In a caucus, voters from each voting district meet at local places – fire halls, schools, church basements, public libraries, etc. They gather in party groups to discuss the merits of the various candidates. They try to convince each other to support their favorite candidates. Then they vote.
In 2012, six states held caucuses.
This year, 15 states and five territories will hold them.
Alaska American Samoa Colorado District of Columbia (R)
Guam (D) Hawaii Idaho (D) Iowa
Kansas Kentucky (R) Maine Minnesota
Nebraska (D) Nevada North Dakota Northern Marianas
Puerto Rico (D) Washington (D) Wyoming Virgin Islands
The remaining states and territories hold primary elections in which the parties choose their candidates for the general election. Some states hold open primaries in which any voter can vote for any candidate, regardless of party. Others hold closed primaries in which voters can vote only for the candidates in their own parties. Each party’s rules allot a number of delegates to each state, based on its population and other factors. The candidates for delegate slots also run in the primary elections and the winning delegates vote at the parties’ conventions in late summer.
There will be primaries in 39 states and three territories:
Alabama Arizona Arkansas California
Connecticut Delaware Democrats Abroad District of Columbia (D)
Florida Georgia Guam Idaho (R)
Illinois Indiana Kentucky (D) Louisiana
Maryland Michigan Mississippi Missouri
Montana Nebraska (R) New Hampshire New Mexico
New York North Carolina Ohio Oklahoma
Oregon Pennsylvania Puerto Rico (R) Rhode Island
South Carolina South Dakota Tennessee Texas
Utah Vermont Virginia Washington (R)
West Virginia Wisconsin
During the primary/caucus season, most of the candidates will leave the race when they find that they don’t have enough money or public support.
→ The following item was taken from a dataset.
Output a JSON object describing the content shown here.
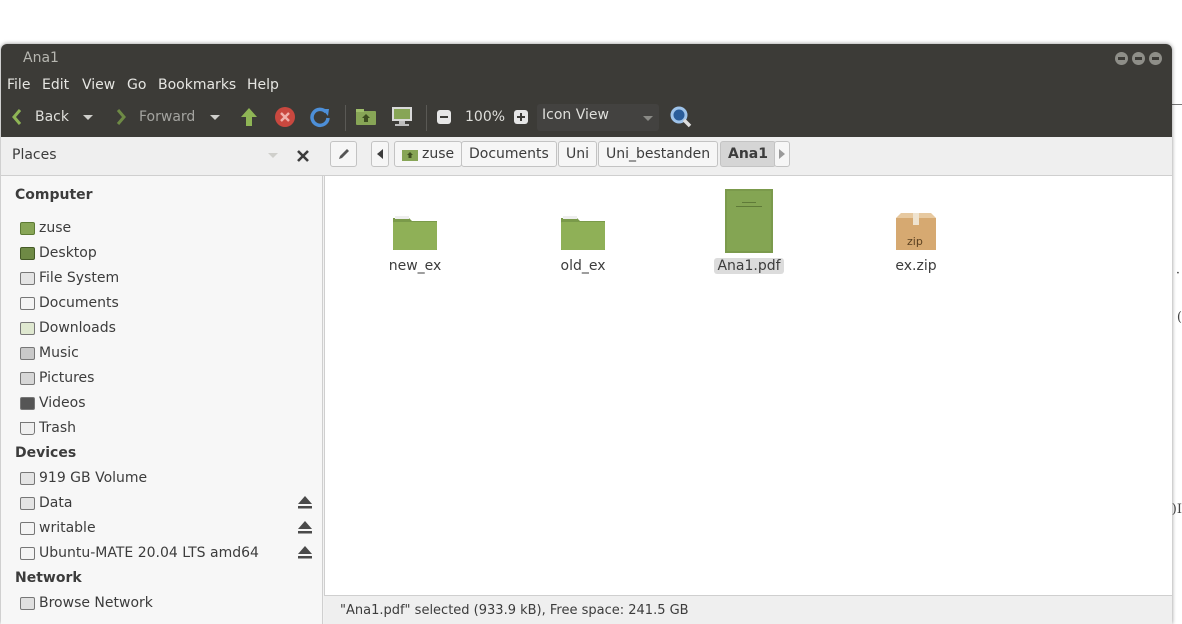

There is usually only one major candidate left standing by the time they get to the parties’ conventions in July or August. But sometimes public support is split among two or more candidates. At that time, the delegates vote for the nominee according to some very complex rules. At the end of the conventions, each party has chosen its presidential and vice presidential candidates.
Then the winning Democratic and Republican candidates compete against each other in the general election campaign. There are usually a few debates between them during this phase as well.
If you think it’s exhausting for us, imagine that you are a candidate, running from here to there, speaking at several events each day. You’re not eating or sleeping well. You miss your family. You just want a day off. Meanwhile, you’re just trying to remember a million details, and trying not to say anything dumb.
Elections are important, and yes, they do matter.
You know what’s important to you.
You can research the candidate’s records and public statements before you decide.
Election Day is Tuesday, November 8, 2016.
Remember to VOTE.
For More Information
Register to Vote
USA.gov: Voting and Elections
Democratic National Committee
Republican National Committee
On the Issues
Project Vote Smart
Social Policy & Programs Consulting
Training and Services for agencies working toward social and economic justice